Glossopharyngeal insufflation and pulmonary hemodynamics in elite breath hold divers

Med Sci Sports Exerc. 2010 Sep;42(9):1688-95. doi: 10.1249/MSS.0b013e3181d85dc3.


Purpose: Acute voluntary lung hyperinflation provoked by glossopharyngeal insufflation (GI) elicits numerous, possibly deleterious, effects on the cardiopulmonary system by increasing intrathoracic pressures far above normal values. This study quantifies acute pulmonary hemodynamics during GI using phase-contrast magnetic resonance imaging (MRI).

Methods: Hemodynamic parameters were measured in nine elite male breath hold divers with a mean age of 30 yr (range = 20-43 yr) by velocity-encoding cine (VEC)-MRI of the main pulmonary artery (PA) before, during, and after GI. Simultaneously, GI-lung volume (GIVEC-MRI) was measured by MR-compatible spirometry.

Results: Hemodynamic parameters were associated with GIVEC-MRI. Highly significant changes during GI were shown for the mean flow in the PA, which decreased by 45% (P < 0.007), and right ventricular output and cardiac index, which decreased by 41% and 40%, respectively (P < 0.007). Acceleration time also decreased highly significant by 36% during GI (P < 0.007). All hemodynamic parameters except acceleration time returned to baseline after GI.

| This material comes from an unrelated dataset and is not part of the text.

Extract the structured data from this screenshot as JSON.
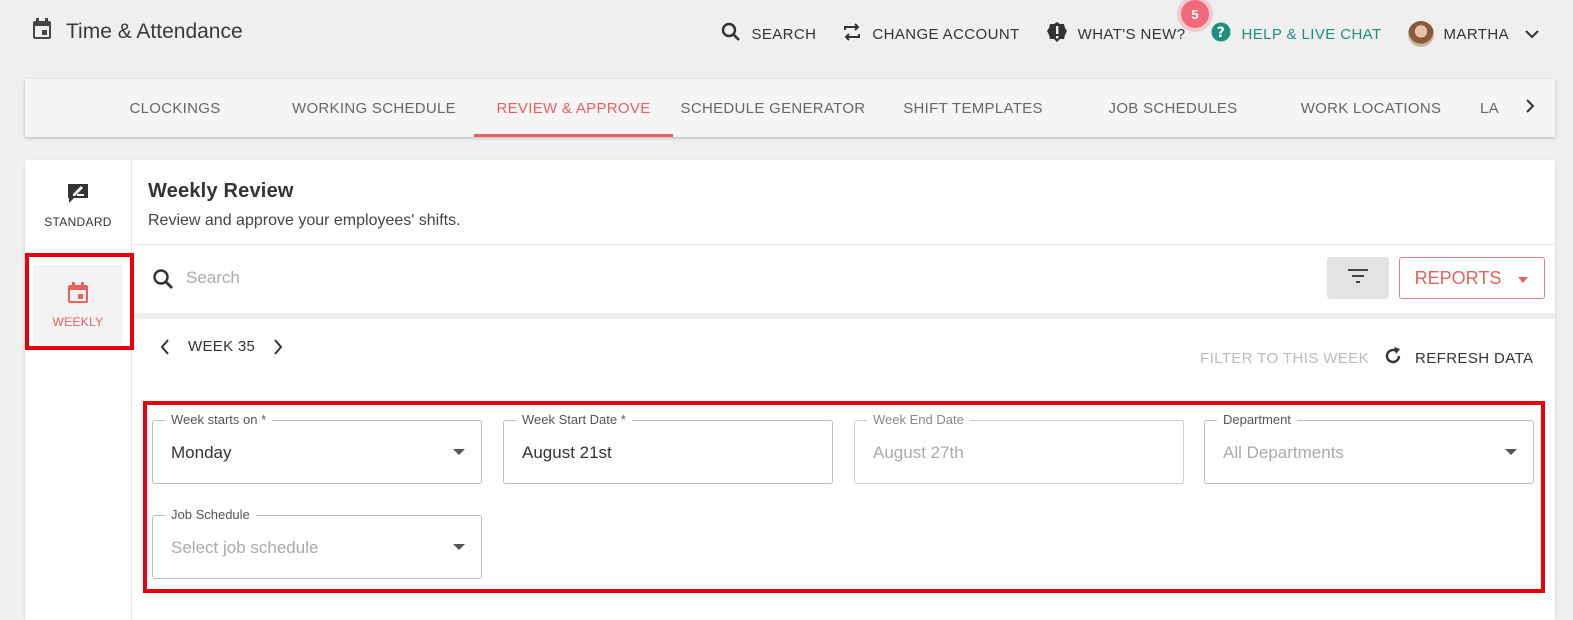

Conclusions: Acute voluntary lung hyperinflation mimics changes seen in pulmonary arterial hypertension, but unlike the latter, these changes are fully reversible shortly after cessation of voluntary lung hyperinflation. Persistent changes due to repetitive GI could not be detected.

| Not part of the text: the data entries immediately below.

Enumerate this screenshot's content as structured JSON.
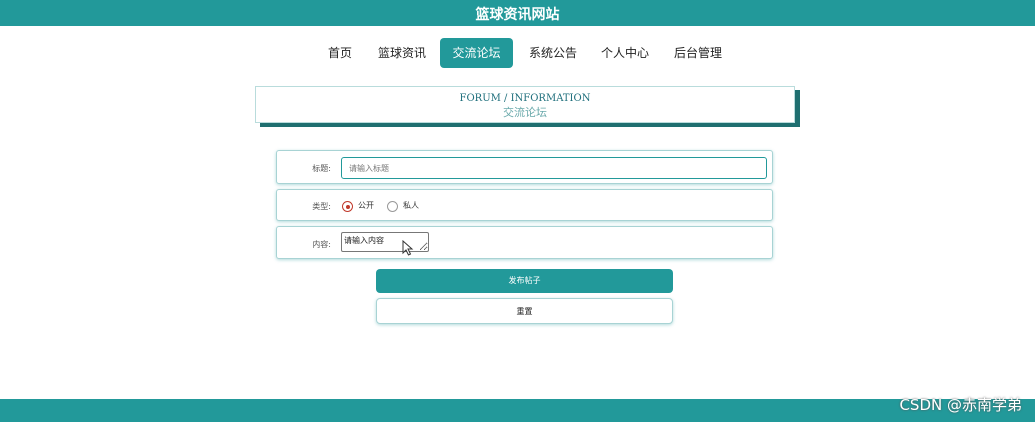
{
  "site": {
    "title": "篮球资讯网站"
  },
  "nav": {
    "items": [
      {
        "label": "首页"
      },
      {
        "label": "篮球资讯"
      },
      {
        "label": "交流论坛",
        "active": true
      },
      {
        "label": "系统公告"
      },
      {
        "label": "个人中心"
      },
      {
        "label": "后台管理"
      }
    ]
  },
  "banner": {
    "en": "FORUM / INFORMATION",
    "cn": "交流论坛"
  },
  "form": {
    "title_label": "标题:",
    "title_placeholder": "请输入标题",
    "type_label": "类型:",
    "type_options": [
      {
        "label": "公开",
        "checked": true
      },
      {
        "label": "私人",
        "checked": false
      }
    ],
    "content_label": "内容:",
    "content_value": "请输入内容"
  },
  "buttons": {
    "submit": "发布帖子",
    "reset": "重置"
  },
  "watermark": "CSDN @赤南学弟",
  "colors": {
    "primary": "#22999a",
    "radio_checked": "#c0392b"
  }
}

MeSH terms

  • Adult
  • Blood Flow Velocity / physiology
  • Cardiac Output / physiology
  • Diving / physiology*
  • Hemodynamics / physiology*
  • Humans
  • Insufflation*
  • Lung / physiology
  • Magnetic Resonance Imaging / methods
  • Male
  • Pharynx / physiology*
  • Pulmonary Artery / physiology
  • Respiratory Mechanics / physiology
  • Young Adult